To the editor: Enterprise capitalist Vinod Khosla, quoted by columnist Michael Hiltzik, makes a superb level: “There aren’t any authors of copyrighted materials who haven’t discovered from copyrighted works, whether or not in screenplays, artwork or music” (“AI Traders Say , that they’ll go broke in the event that they need to pay for copyrighted works. Do not consider it,” column, November 16).
Khosla continues: “All folks practice on cumulative studying from many earlier works of different folks. [Artificial intelligence] can practice on only a bigger set of earlier works and be topic to comparable guidelines and restrictions, however neither extra nor in a different way.”
The aim of copyright regulation is to make sure that creators of mental property could make a dwelling from their work. If others may copy and republish, they might undersell the originator and everybody would purchase the cheaper copy.
Over time, efforts have been made to increase copyright to incorporate management over something made with a piece, however this can be a unhealthy thought. A author would possibly choose it if my neighbor buys a replica of a e-book as an alternative of borrowing it from me, however on the coronary heart of that is our freedom.
An creator loses nothing when a pc reads a e-book.
Rory Johnston, Hollywood

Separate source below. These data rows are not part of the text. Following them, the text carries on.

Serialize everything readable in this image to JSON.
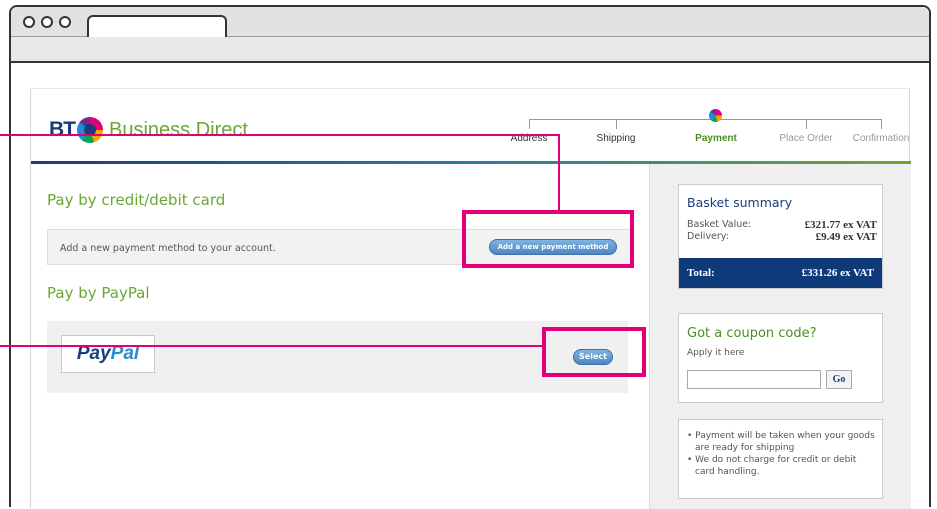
{
  "logo": {
    "brand": "BT",
    "name": "Business Direct"
  },
  "steps": [
    {
      "label": "Address",
      "state": "done"
    },
    {
      "label": "Shipping",
      "state": "done"
    },
    {
      "label": "Payment",
      "state": "active"
    },
    {
      "label": "Place Order",
      "state": "todo"
    },
    {
      "label": "Confirmation",
      "state": "todo"
    }
  ],
  "card": {
    "heading": "Pay by credit/debit card",
    "description": "Add a new payment method to your account.",
    "button_label": "Add a new payment method"
  },
  "paypal": {
    "heading": "Pay by PayPal",
    "logo_part1": "Pay",
    "logo_part2": "Pal",
    "button_label": "Select"
  },
  "basket": {
    "title": "Basket summary",
    "rows": [
      {
        "label": "Basket Value:",
        "value": "£321.77 ex VAT"
      },
      {
        "label": "Delivery:",
        "value": "£9.49 ex VAT"
      }
    ],
    "total_label": "Total:",
    "total_value": "£331.26 ex VAT"
  },
  "coupon": {
    "title": "Got a coupon code?",
    "subtitle": "Apply it here",
    "input_value": "",
    "go_label": "Go"
  },
  "notes": [
    "• Payment will be taken when your goods are ready for shipping",
    "• We do not charge for credit or debit card handling."
  ],
  "colors": {
    "brand_blue": "#1a3c7c",
    "brand_green": "#6aa732",
    "annotation_magenta": "#e2007a",
    "total_bar": "#0f3a79"
  }
}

To the editor: I agree 100% with Hiltzik. AI is nothing lower than predatory capitalism on steroids.
If allowed to function with out stronger authorized constraints, AI leaders will steadily undertake as their very own the works of many artists and writers who’re already far beneath them in our financial system. It is going to inevitably create a brand new type of financial slavery.
Equally essential, it is going to remove the countervailing affect of artwork and literature on the soul and spirit of our nation. The work of many writers and artists might be legally stolen and made the property of those that had nothing to do with creating it.
The inevitable outcome might be rampant, damaging materialism in contrast to something we have seen because the robber barons of the nineteenth century plundered our nation’s wealth and claimed it as their very own.
Dennis M. Clausen, Escondido